◆ **GOAL OF THE EXERCISE**
Check the entries below and say how many lines include the word "screenshot". No other text is wanted.

START EXTRACTED DATA

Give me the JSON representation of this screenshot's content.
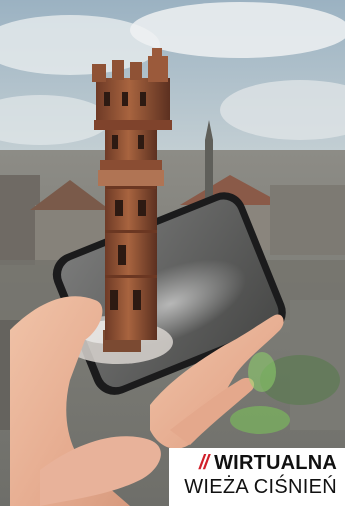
{
  "caption": {
    "slashes": "//",
    "title_line1": "WIRTUALNA",
    "title_line2": "WIEŻA CIŚNIEŃ"
  },
  "colors": {
    "accent_red": "#d1202a",
    "text": "#111111",
    "tower_brick": "#9a5a3c"
  }
}
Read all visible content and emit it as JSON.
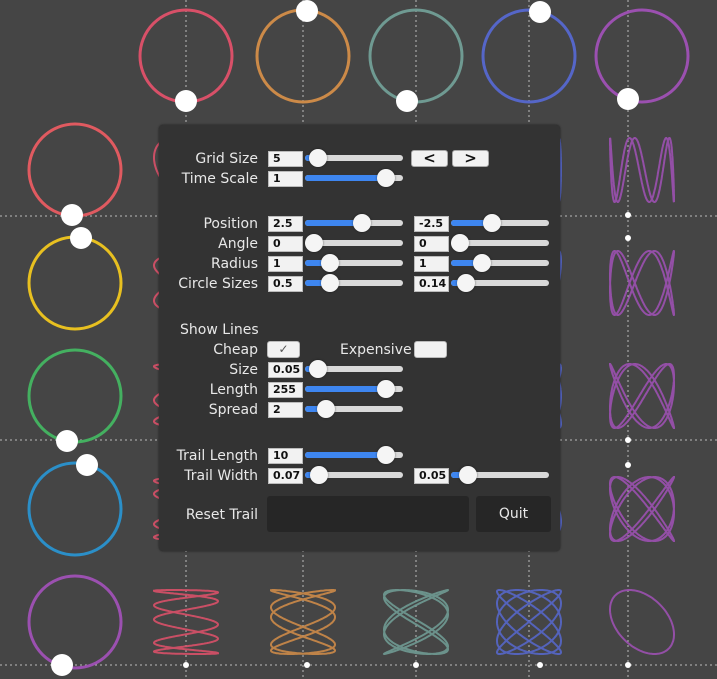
{
  "panel": {
    "grid_size": {
      "label": "Grid Size",
      "value": "5",
      "slider": 0.05,
      "prev_label": "<",
      "next_label": ">"
    },
    "time_scale": {
      "label": "Time Scale",
      "value": "1",
      "slider": 0.9
    },
    "position": {
      "label": "Position",
      "value_a": "2.5",
      "slider_a": 0.6,
      "value_b": "-2.5",
      "slider_b": 0.4
    },
    "angle": {
      "label": "Angle",
      "value_a": "0",
      "slider_a": 0.0,
      "value_b": "0",
      "slider_b": 0.0
    },
    "radius": {
      "label": "Radius",
      "value_a": "1",
      "slider_a": 0.2,
      "value_b": "1",
      "slider_b": 0.27
    },
    "circle_sizes": {
      "label": "Circle Sizes",
      "value_a": "0.5",
      "slider_a": 0.2,
      "value_b": "0.14",
      "slider_b": 0.07
    },
    "show_lines": {
      "label": "Show Lines"
    },
    "cheap": {
      "label": "Cheap",
      "checked": true,
      "check_glyph": "✓"
    },
    "expensive": {
      "label": "Expensive",
      "checked": false
    },
    "size": {
      "label": "Size",
      "value": "0.05",
      "slider": 0.05
    },
    "length": {
      "label": "Length",
      "value": "255",
      "slider": 0.9
    },
    "spread": {
      "label": "Spread",
      "value": "2",
      "slider": 0.15
    },
    "trail_length": {
      "label": "Trail Length",
      "value": "10",
      "slider": 0.9
    },
    "trail_width": {
      "label": "Trail Width",
      "value_a": "0.07",
      "slider_a": 0.06,
      "value_b": "0.05",
      "slider_b": 0.1
    },
    "reset_trail": {
      "label": "Reset Trail"
    },
    "quit": {
      "label": "Quit"
    }
  },
  "colors": {
    "background": "#454545",
    "panel": "#333333",
    "accent": "#3e86f0",
    "rows": [
      "#e05a60",
      "#e8c020",
      "#44b060",
      "#2b8fc8",
      "#9b50b0"
    ],
    "cols": [
      "#d85068",
      "#cc8a48",
      "#6f9a92",
      "#5566c8",
      "#9b50b0"
    ]
  }
}
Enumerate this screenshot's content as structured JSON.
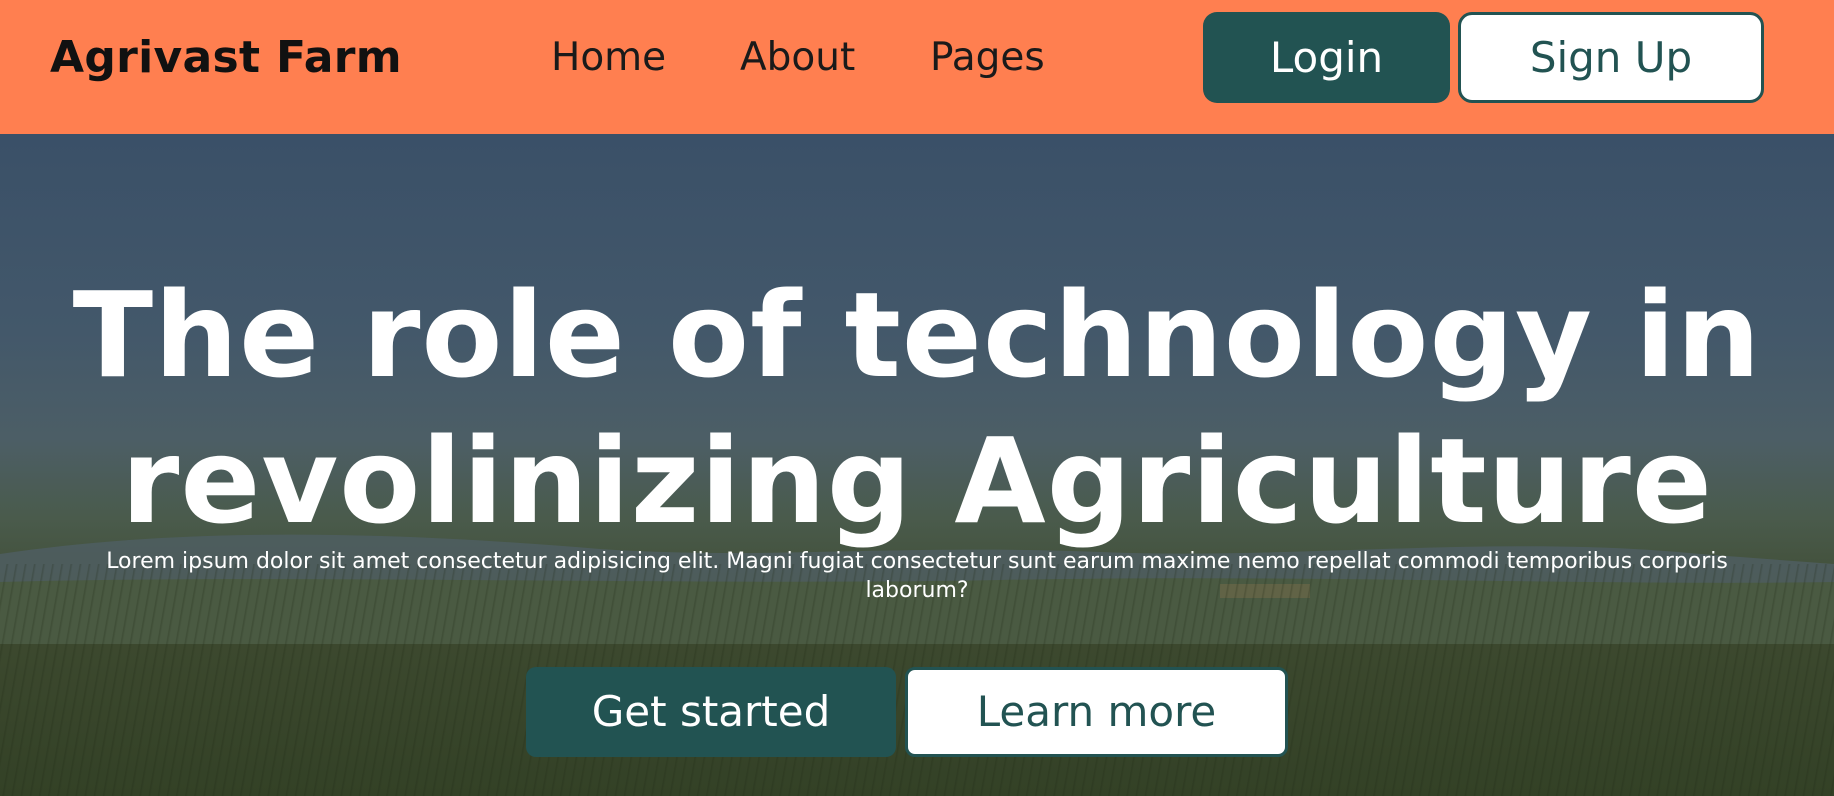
{
  "navbar": {
    "brand": "Agrivast Farm",
    "links": [
      "Home",
      "About",
      "Pages"
    ],
    "login_label": "Login",
    "signup_label": "Sign Up",
    "background_color": "#ff7f50",
    "button_color": "#225352"
  },
  "hero": {
    "title_lines": [
      "The role of technology in",
      "revolinizing Agriculture"
    ],
    "subtitle_lines": [
      "Lorem ipsum dolor sit amet consectetur adipisicing elit. Magni fugiat consectetur sunt earum maxime nemo repellat commodi temporibus corporis",
      "laborum?"
    ],
    "primary_button": "Get started",
    "secondary_button": "Learn more",
    "background_image": "farm-field-landscape"
  }
}
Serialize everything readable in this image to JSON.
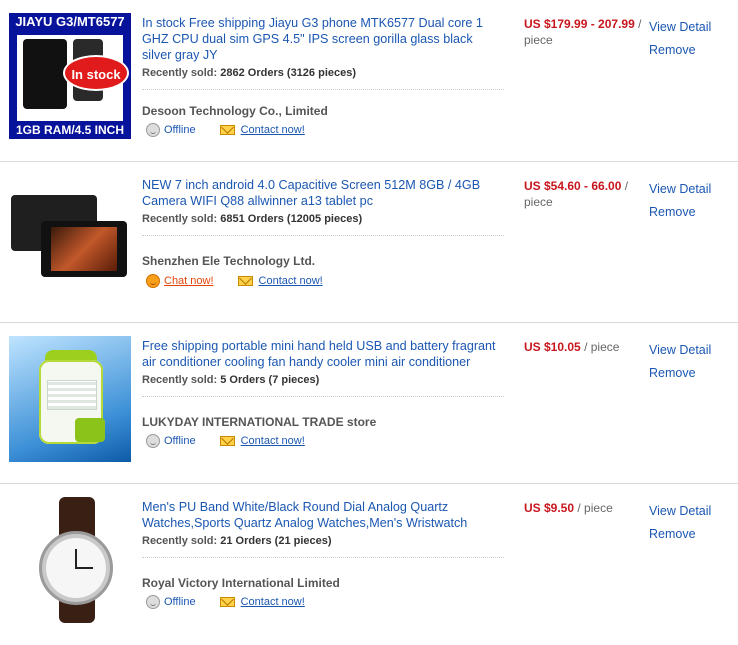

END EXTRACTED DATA

◆ **FINISHED TASK**
2